Beyond the mediocre record, Rosenthal cites two incidents that happened this season that caused Farrell’s stock to drop. The first was the brouhaha with the Orioles when Manny Machado slid into Dustin Pedroia at second base, causing Pedroia to suffer an injury. When reliever Matt Barnes intentionally threw a fastball at Machado, Pedroia was seen telling Machado, “It wasn’t me. It’s them.” The word “them,” of course, would ostensibly be referring to Barnes and Farrell.

The second incident happened last week when pitcher Drew Pomeranz challenged Farrell in the dugout after being removed with a pitch count of 97. Rosenthal suggests that some of Farrell’s players aren’t on the same page as the skipper.

Rosenthal also mentions that Farrell didn’t have the entire backing of the Red Sox clubhouse in 2013, when the club won the World Series. So the issues this year may not be unique; they may be part of a larger trend.
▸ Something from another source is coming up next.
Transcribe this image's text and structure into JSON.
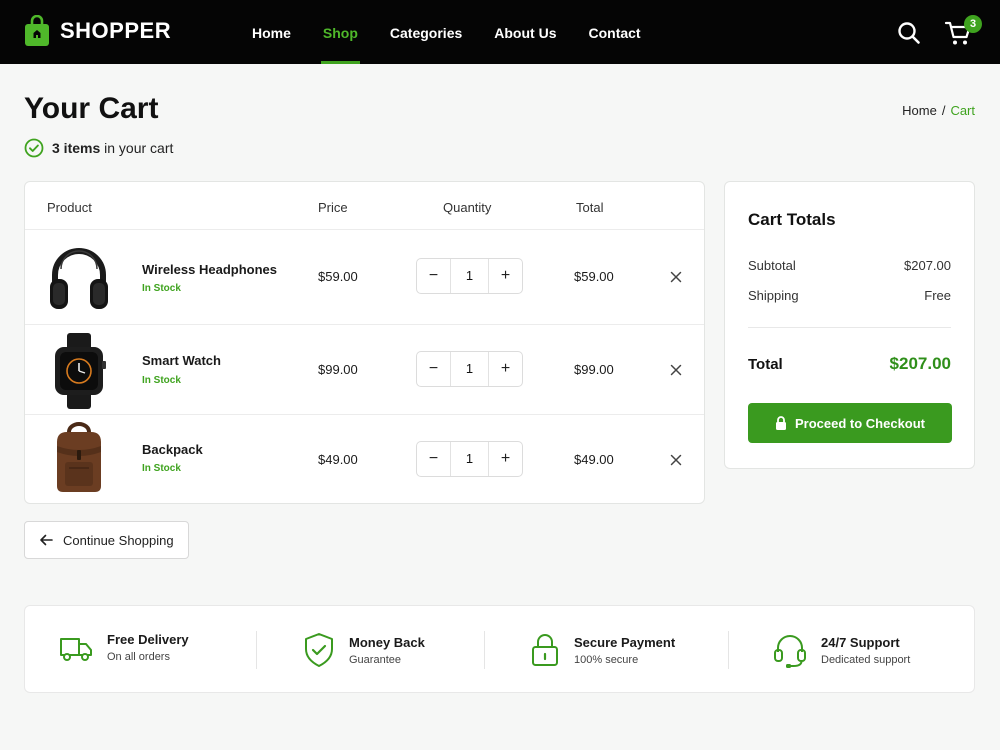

The biggest impediment in making a managerial change for the Red Sox is having a good candidate. After letting Torey Lovullo leave after last season to manage the Diamondbacks, the team’s two most likely interim candidates would be bench coach Gary DiSarcina and third base coach Brian Butterfield. DiSarcina has one year of managing experience above Single-A (Triple-A Pawtucket in 2013). Butterfield hasn’t managed in 15 years.